Surz: Advisers should be very scared of being implicated in the lawsuits that will happen. They are the only people who can fix TDFs. Regulators can’t and plan sponsors won’t. Plan sponsors rely on their advisers. Advisers can improve TDFs by establishing sensible objectives and by buying TDFs to meet those objectives. The most sensible objective I can think of is protection – don’t lose participant savings.
FN: Some advisers – as well as plan sponsors more conscious of their personal fiduciary liability – believe the TDF concept is broken beyond repair. They fear TDFs mislead most investors by focusing on a particular retirement date and not on the general type of investment return needed by the investor to build up sufficient assets to retirement comfortable. As a result, these fiduciaries have spurned TDFs and turned to more traditional “one-portfolio” options like lifestyle funds and balanced funds. Now dubbed “Target Risk Funds,” how do these funds avoid the “Date” problems of TDFs and how do they offer a philosophically different approach to long-term retirement investing than TDFs?
Surz: The best QDIA is a managed account, tailored to the specifics of the individual investor, and the best managed account is face-to-face individual consulting, but this is expensive. Managed accounts for the masses are available through firms like Financial Engines and Guided Choice but the actual experience indicates that many investors don’t use this advice at all or use it improperly.
Advisers are expressing more interest in the third QDIA, namely balanced funds, especially target risk. Target risk funds haven’t been criticized much yet because they’re not that popular, and there are reasons for the lack of popularity. If the plan sponsor chooses one target risk fund for all of the defaulted employees, the one-size-fits-all criticism has real teeth. How can one level of risk be appropriate for both a 20 year old and a 65 year old? Or the plan sponsor could group employees into risk groups, and use a family of target risk funds, which would make more sense. But then the sponsor needs some rules for mapping participants into risk groups, and an age-based rule also makes sense. Bottom line, the sponsor would take on the role of moving defaulted participants into lower risk funds over time, which is what a target date fund is designed to do. A target date fund is a sequence of target risk funds on auto pilot.
TDFs do have real benefits, namely diversification and risk control, preferably at a low cost. All three benefits can be substantially improved, but they won’t be unless there is demand from advisers. There’s been a little movement away from the Big 3, but it has been toward custom TDFs that suffer from the same problems as the non-custom.

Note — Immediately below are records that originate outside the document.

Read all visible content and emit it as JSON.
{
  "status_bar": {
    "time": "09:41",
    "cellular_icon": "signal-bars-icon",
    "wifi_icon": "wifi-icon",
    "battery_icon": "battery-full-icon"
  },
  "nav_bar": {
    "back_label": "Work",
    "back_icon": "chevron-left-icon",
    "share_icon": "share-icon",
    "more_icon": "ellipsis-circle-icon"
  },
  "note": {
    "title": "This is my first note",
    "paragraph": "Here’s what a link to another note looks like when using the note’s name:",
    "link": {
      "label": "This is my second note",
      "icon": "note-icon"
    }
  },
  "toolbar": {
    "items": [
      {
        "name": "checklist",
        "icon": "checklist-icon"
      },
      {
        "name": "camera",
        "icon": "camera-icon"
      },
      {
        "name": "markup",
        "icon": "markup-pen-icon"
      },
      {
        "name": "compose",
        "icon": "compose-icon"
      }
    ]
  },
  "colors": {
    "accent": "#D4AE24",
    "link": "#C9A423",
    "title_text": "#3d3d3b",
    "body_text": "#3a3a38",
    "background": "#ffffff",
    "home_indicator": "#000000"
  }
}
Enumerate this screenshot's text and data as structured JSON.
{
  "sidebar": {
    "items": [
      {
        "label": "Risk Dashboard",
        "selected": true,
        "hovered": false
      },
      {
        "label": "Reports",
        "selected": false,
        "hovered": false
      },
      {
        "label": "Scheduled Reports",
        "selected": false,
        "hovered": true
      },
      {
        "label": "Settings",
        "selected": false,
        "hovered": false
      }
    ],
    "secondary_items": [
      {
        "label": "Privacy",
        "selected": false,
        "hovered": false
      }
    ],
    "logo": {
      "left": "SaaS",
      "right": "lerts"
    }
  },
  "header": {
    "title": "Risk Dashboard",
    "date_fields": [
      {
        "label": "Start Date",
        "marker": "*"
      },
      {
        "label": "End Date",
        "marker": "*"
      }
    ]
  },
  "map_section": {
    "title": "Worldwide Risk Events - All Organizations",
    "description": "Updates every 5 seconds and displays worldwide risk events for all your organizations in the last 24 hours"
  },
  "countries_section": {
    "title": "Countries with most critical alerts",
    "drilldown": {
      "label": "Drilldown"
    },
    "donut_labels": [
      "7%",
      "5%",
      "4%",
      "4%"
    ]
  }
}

Also, “custom” uses the same cookie cutter provided by the consulting firm hired to construct a glide path.
FN: Is there anything you’d like to leave our readers to ponder upon?
Surz: The TDF train is speeding down a rickety track, projected to quadruple to $4 trillion in just a few years, representing half of all 401k assets. We – your readers and I – need to fix the track before it is too late, or get off the train.
Advisers have tremendous opportunities in TDFs, many of them reinforced by last year’s “DOL tips.” But these opportunities come with risks that advisers should not take lightly. The high-risk gamble the Big 3 are making at the target date will pay off, until it doesn’t.
FN: Ron, on behalf of FiduciaryNews.com and our many readers, thank you so very much for taking the time out of your busy schedule to answer these important questions on target date funds. We’re confident this information is pertinent to our readers. By the way, if any readers are interested in Ron’s new book, Fiduciary Handbook for Understanding and Selecting Target Date Funds, just go this this link (it’s available in both ebook and paperback).